Mentions: LactP represents the part of the retrieved sequence corresponding to the pattern identified for lactotransferrin. Since pattern captures the most conserved region of AMPs within a family, it is highly likely that the precise AMP region may not be captured in the pattern. In order to refine/determine the antimicrobial region, the retrieved sequence was aligned with the experimentally validated AMPs of the lactotransferrin family (Fig. 2). Based on the alignment and sequence conservation, two sequences with additional flanking residues (LactP1, LactP2) were synthesized (Table 2). Antimicrobial activity of these two peptides was studied against both the strains of E. coli (Table 3). LactP1 exhibited 50% inhibition at 100 microM against both the strains of E. coli whereas LactP2 which had more number of flanking residues exhibited 100% inhibition at 100 microM against one strain of E. coli. It is highly likely that if more flanking residues are considered and the region is further refined, the antimicrobial activity of the resulting peptides may be significantly enhanced.

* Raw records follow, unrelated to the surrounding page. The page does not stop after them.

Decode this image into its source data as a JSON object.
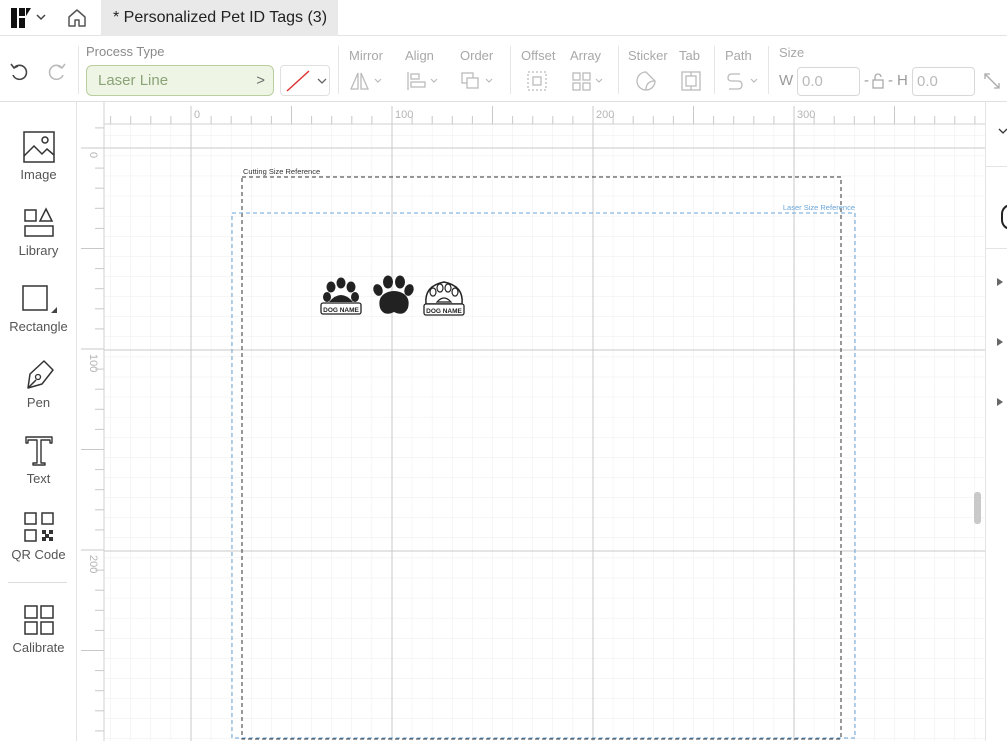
{
  "window": {
    "doc_tab_title": "* Personalized Pet ID Tags (3)"
  },
  "icons": {
    "logo": "app-logo-icon",
    "logo_dropdown": "chevron-down-icon",
    "home": "home-icon",
    "undo": "undo-icon",
    "redo": "redo-icon"
  },
  "toolbar": {
    "process_type_label": "Process Type",
    "process_type_value": "Laser Line",
    "process_type_chevron": ">",
    "groups": {
      "mirror": "Mirror",
      "align": "Align",
      "order": "Order",
      "offset": "Offset",
      "array": "Array",
      "sticker": "Sticker",
      "tab": "Tab",
      "path": "Path",
      "size": "Size"
    },
    "size": {
      "w_label": "W",
      "w_value": "0.0",
      "h_label": "H",
      "h_value": "0.0",
      "dash1": "-",
      "dash2": "-"
    }
  },
  "left_tools": [
    {
      "label": "Image",
      "icon": "image-icon"
    },
    {
      "label": "Library",
      "icon": "library-icon"
    },
    {
      "label": "Rectangle",
      "icon": "rectangle-icon"
    },
    {
      "label": "Pen",
      "icon": "pen-icon"
    },
    {
      "label": "Text",
      "icon": "text-icon"
    },
    {
      "label": "QR Code",
      "icon": "qr-code-icon"
    },
    {
      "label": "Calibrate",
      "icon": "calibrate-icon"
    }
  ],
  "canvas": {
    "ruler_x_labels": [
      "0",
      "100",
      "200",
      "300"
    ],
    "ruler_y_labels": [
      "0",
      "100",
      "200"
    ],
    "cutting_ref_label": "Cutting Size Reference",
    "laser_ref_label": "Laser Size Reference",
    "tag_text": "DOG NAME"
  },
  "colors": {
    "accent_green": "#8aa377",
    "laser_ref": "#5b9bd5",
    "grid_minor": "#ececec",
    "grid_major": "#c8c8c8"
  }
}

Bottom Line: As compared to conventional antibiotics, AMPs exhibit broad spectrum antimicrobial activity, reduced toxicity and reduced microbial resistance.The webserver is available online at www.campsign.bicnirrh.res.in.In this work, we demonstrate an optimised and experimentally validated protocol along with a freely available webserver that uses family-based sequence signatures for accelerated discovery of novel AMPs.

View Article: PubMed Central - PubMed

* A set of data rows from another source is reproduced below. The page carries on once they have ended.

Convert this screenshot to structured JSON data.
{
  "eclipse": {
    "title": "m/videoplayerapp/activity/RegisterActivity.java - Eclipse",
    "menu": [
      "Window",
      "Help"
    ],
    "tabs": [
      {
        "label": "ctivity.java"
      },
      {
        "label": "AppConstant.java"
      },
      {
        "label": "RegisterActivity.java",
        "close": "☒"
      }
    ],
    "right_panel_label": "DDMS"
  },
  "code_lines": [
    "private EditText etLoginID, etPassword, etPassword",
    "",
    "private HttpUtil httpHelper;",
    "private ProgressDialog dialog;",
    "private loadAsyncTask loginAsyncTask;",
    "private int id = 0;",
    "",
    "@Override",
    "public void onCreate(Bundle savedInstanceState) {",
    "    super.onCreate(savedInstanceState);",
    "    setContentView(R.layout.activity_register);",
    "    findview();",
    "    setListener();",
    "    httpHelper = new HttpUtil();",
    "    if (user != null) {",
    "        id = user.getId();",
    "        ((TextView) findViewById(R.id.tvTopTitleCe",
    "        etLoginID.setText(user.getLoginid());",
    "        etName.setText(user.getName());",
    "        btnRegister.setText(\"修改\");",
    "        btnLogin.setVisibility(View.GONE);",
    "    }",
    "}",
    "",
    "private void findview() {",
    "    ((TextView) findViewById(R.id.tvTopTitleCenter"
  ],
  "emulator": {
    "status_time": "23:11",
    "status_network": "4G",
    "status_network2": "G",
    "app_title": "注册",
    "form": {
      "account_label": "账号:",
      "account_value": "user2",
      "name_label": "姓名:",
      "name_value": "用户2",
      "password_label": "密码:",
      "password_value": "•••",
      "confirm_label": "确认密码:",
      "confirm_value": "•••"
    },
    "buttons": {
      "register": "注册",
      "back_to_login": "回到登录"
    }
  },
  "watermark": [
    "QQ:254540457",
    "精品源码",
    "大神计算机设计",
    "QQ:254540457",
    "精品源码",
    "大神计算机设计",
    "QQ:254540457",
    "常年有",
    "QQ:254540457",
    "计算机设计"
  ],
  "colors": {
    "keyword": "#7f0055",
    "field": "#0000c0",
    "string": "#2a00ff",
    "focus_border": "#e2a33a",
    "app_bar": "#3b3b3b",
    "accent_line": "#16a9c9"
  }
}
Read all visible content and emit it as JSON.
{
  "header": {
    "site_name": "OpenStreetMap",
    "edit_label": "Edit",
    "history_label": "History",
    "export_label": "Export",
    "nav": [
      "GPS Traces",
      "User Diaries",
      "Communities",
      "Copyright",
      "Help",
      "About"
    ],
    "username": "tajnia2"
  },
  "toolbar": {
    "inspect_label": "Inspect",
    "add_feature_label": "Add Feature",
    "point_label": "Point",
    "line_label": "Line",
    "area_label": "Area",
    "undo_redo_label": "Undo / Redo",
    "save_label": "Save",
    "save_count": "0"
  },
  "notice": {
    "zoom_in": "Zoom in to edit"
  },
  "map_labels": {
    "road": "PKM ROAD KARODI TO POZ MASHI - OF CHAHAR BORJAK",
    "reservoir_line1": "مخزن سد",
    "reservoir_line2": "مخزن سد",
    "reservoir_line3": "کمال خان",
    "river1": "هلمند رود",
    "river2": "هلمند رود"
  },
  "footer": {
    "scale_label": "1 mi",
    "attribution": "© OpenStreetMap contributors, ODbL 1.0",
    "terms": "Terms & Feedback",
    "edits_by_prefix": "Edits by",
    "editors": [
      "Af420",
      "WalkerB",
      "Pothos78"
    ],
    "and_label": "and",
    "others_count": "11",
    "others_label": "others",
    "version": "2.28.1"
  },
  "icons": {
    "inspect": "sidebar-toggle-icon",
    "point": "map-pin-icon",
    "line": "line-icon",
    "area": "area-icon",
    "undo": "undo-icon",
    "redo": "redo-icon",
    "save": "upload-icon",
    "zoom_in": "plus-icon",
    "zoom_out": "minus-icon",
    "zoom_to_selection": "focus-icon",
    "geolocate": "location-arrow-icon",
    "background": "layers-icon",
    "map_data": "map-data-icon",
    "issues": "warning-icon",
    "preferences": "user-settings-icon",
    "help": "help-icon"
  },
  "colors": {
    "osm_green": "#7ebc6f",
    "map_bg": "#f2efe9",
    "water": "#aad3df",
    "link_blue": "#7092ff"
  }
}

Affiliation: Biomedical Informatics Centre of Indian Council of Medical Research, National Institute for Research in Reproductive Health, Mumbai-400012, India.

ABSTRACT
Antimicrobial peptides (AMPs) are diverse, biologically active, essential components of the innate immune system. As compared to conventional antibiotics, AMPs exhibit broad spectrum antimicrobial activity, reduced toxicity and reduced microbial resistance. They are widely researched for their therapeutic potential, especially against multi-drug resistant pathogens. AMPs are known to have family-specific sequence composition, which can be mined for their discovery and rational design. Here, we present a detailed family-based study on AMP families. The study involved the use of sequence signatures represented by patterns and hidden Markov models (HMMs) present in experimentally studied AMPs to identify novel AMPs. Along with AMPs, peptides hitherto lacking antimicrobial annotation were also retrieved and wet-lab studies on randomly selected sequences proved their antimicrobial activity against Escherichia coli. CAMPSign, a webserver has been created for researchers to effortlessly exploit the use of AMP family signatures for identification of AMPs. The webserver is available online at www.campsign.bicnirrh.res.in. In this work, we demonstrate an optimised and experimentally validated protocol along with a freely available webserver that uses family-based sequence signatures for accelerated discovery of novel AMPs.

No MeSH data available.


Related in: MedlinePlus